As some of us begin a new financial year, it’s time to reflect on trends from the year that’s been. The 2018 financial year continued the dramatic trend of change that small and medium sized businesses have been experiencing for the last few years.
As some of us begin a new financial year, it’s time to reflect on trends from the year that’s been. The 2018 financial year continued the dramatic trend of change that small and medium sized businesses have been experiencing for the last few years. If the last few years are anything to go by, the 2019 financial year is poised to continue that trend of change – from IT to marketing to economic conditions, everything is ripe for disruption. Here are a few key predictions for the year ahead.
At the end of 2017, many commentators speculated that marketing would continue to become increasingly personalised in 2018 and beyond. That’s largely a safe bet – businesses understand the advantages of speaking directly to specific consumers. Consumers generally respond positively to more targeted marketing – the result being that each consumer receives content that is relevant to their tastes and interests.
Against this, the social licence for businesses to leverage consumers’ personal information in this way is under threat. Recent privacy scandals involving well known brands, such as Equifax and Facebook, are leading consumers to think more closely about the information they entrust to commercial entities. These are challenging times for marketers – in addition to complying with relevant privacy legislation, businesses that collect personal data need to think closely about consumer expectations and consumer trust.

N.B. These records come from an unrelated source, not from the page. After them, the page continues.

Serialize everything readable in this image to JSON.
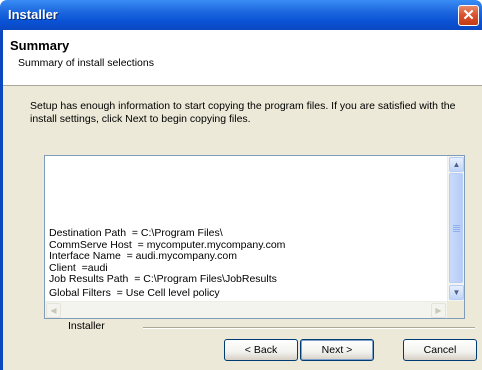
{
  "window": {
    "title": "Installer"
  },
  "header": {
    "title": "Summary",
    "subtitle": "Summary of install selections"
  },
  "intro_text": "Setup has enough information to start copying the program files.  If you are satisfied with the install settings, click Next to begin copying files.",
  "summary_lines": [
    "Destination Path  = C:\\Program Files\\",
    "CommServe Host  = mycomputer.mycompany.com",
    "Interface Name  = audi.mycompany.com",
    "Client  =audi",
    "Job Results Path  = C:\\Program Files\\JobResults",
    "Global Filters  = Use Cell level policy"
  ],
  "footer": {
    "group_label": "Installer"
  },
  "buttons": {
    "back": "< Back",
    "next": "Next >",
    "cancel": "Cancel"
  }
}
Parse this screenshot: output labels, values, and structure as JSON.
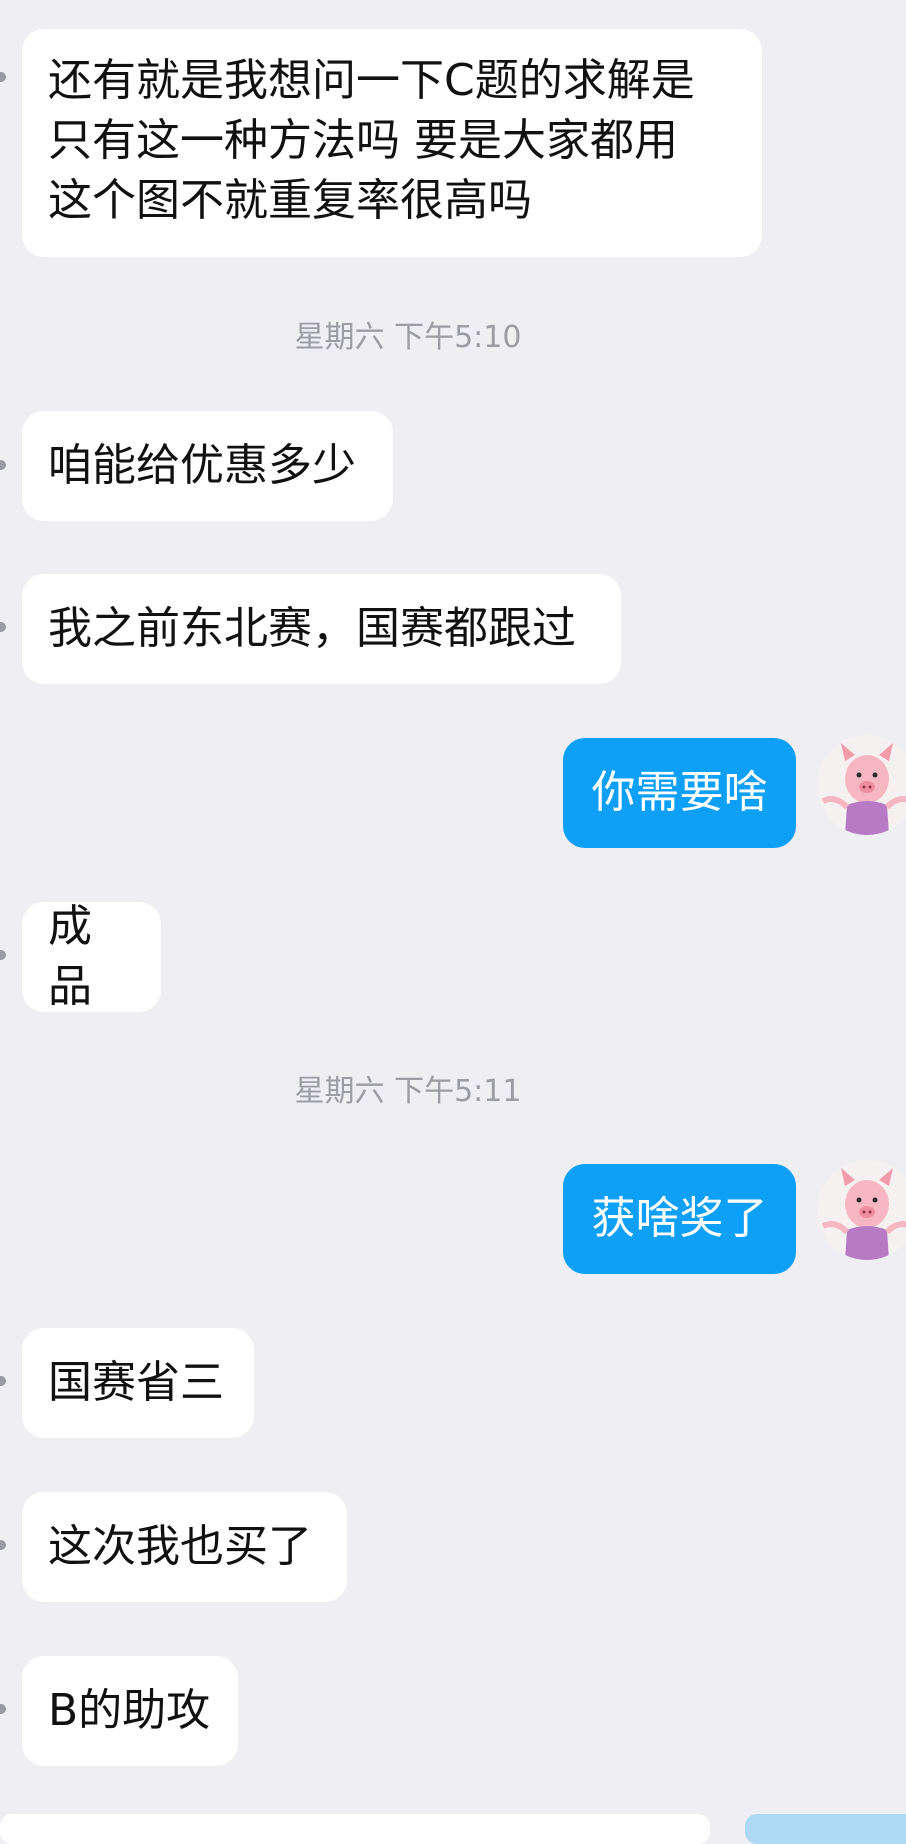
{
  "messages": [
    {
      "text": "还有就是我想问一下C题的求解是\n只有这一种方法吗 要是大家都用\n这个图不就重复率很高吗"
    },
    {
      "text": "咱能给优惠多少"
    },
    {
      "text": "我之前东北赛，国赛都跟过"
    },
    {
      "text": "你需要啥"
    },
    {
      "text": "成品"
    },
    {
      "text": "获啥奖了"
    },
    {
      "text": "国赛省三"
    },
    {
      "text": "这次我也买了"
    },
    {
      "text": "B的助攻"
    }
  ],
  "timestamps": [
    "星期六 下午5:10",
    "星期六 下午5:11"
  ],
  "colors": {
    "background": "#eeeef3",
    "incoming_bubble": "#ffffff",
    "outgoing_bubble": "#0ea0f6",
    "timestamp_text": "#9c9ca4"
  },
  "avatar": {
    "icon": "piglet-avatar-icon"
  }
}
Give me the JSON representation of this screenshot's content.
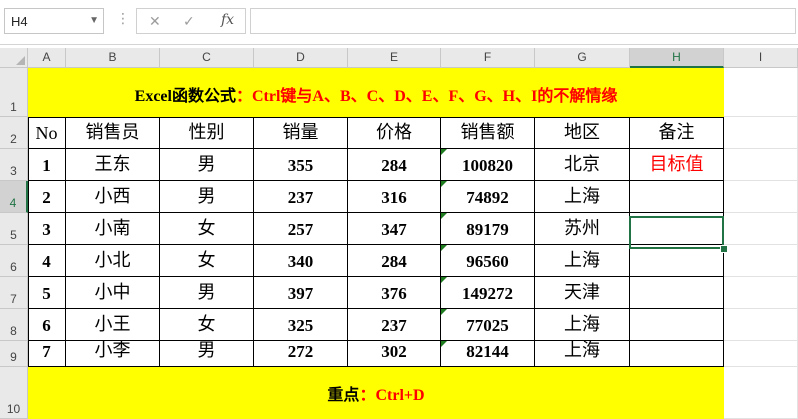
{
  "formula_bar": {
    "name_box": "H4",
    "cancel_icon": "✕",
    "enter_icon": "✓",
    "fx_label": "fx",
    "formula": ""
  },
  "columns": [
    "A",
    "B",
    "C",
    "D",
    "E",
    "F",
    "G",
    "H",
    "I"
  ],
  "rows": [
    "1",
    "2",
    "3",
    "4",
    "5",
    "6",
    "7",
    "8",
    "9",
    "10"
  ],
  "sheet": {
    "title_black_1": "Excel函数公式",
    "title_colon": "：",
    "title_red": "Ctrl键与A、B、C、D、E、F、G、H、I的不解情缘",
    "headers": [
      "No",
      "销售员",
      "性别",
      "销量",
      "价格",
      "销售额",
      "地区",
      "备注"
    ],
    "records": [
      [
        "1",
        "王东",
        "男",
        "355",
        "284",
        "100820",
        "北京",
        "目标值"
      ],
      [
        "2",
        "小西",
        "男",
        "237",
        "316",
        "74892",
        "上海",
        ""
      ],
      [
        "3",
        "小南",
        "女",
        "257",
        "347",
        "89179",
        "苏州",
        ""
      ],
      [
        "4",
        "小北",
        "女",
        "340",
        "284",
        "96560",
        "上海",
        ""
      ],
      [
        "5",
        "小中",
        "男",
        "397",
        "376",
        "149272",
        "天津",
        ""
      ],
      [
        "6",
        "小王",
        "女",
        "325",
        "237",
        "77025",
        "上海",
        ""
      ],
      [
        "7",
        "小李",
        "男",
        "272",
        "302",
        "82144",
        "上海",
        ""
      ]
    ],
    "footer_black": "重点",
    "footer_colon": "：",
    "footer_red": "Ctrl+D"
  },
  "colors": {
    "highlight": "#ffff00",
    "accent_red": "#ff0000",
    "selection": "#217346"
  }
}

More than ever before, financial year 2019 is likely to see the failure of businesses that have failed to move with the times. Businesses that leverage technologies like the cloud, remote working and data science are achieving much stronger results than businesses which work locally and don’t gather detailed performance metrics. For example, food and beverage manufacturers are seeing strong efficiency and reliability gains from using food manufacturing software. Broadly, businesses that avoid technology will need to have a particularly strong point of difference to remain competitive and relevant.
The Internet of Things (IoT) is likely to change the game for many SMEs this year and beyond – providers in many countries are rolling out IoT specific networks, providing a platform for smart machines to talk to other smart machines. In inventory and logistics, the IoT is expected to remove a lot of manual effort – just as with previous innovations such as barcode scanning and food manufacturing software, the IoT is likely to result in significant cost savings for logistics services and improve on time performance.
Economic and Financial Trends
Predicting economic and financial trends is notoriously difficult; although there is some common ground, commentators don’t always agree on the economic conditions that small and medium sized businesses are likely to face. What is clear, however, is that businesses need to be prepared for adverse economic conditions. This is not to say that the current economic boom is likely to turn to a bust; rather, small businesses constantly face a risk that economic conditions will turn and should maintain a healthy focus on efficiency, competitiveness and financial health. Many small businesses are doing this already – distributors are aiming to rein in transport costs, while food and beverage manufacturers are turning to food manufacturing software to reduce high levels of waste. In financial year 2019 and beyond, small businesses should keep an eye on their financial ratios, remain cautious about debt levels and avoid carrying too large a balance of buffer inventory.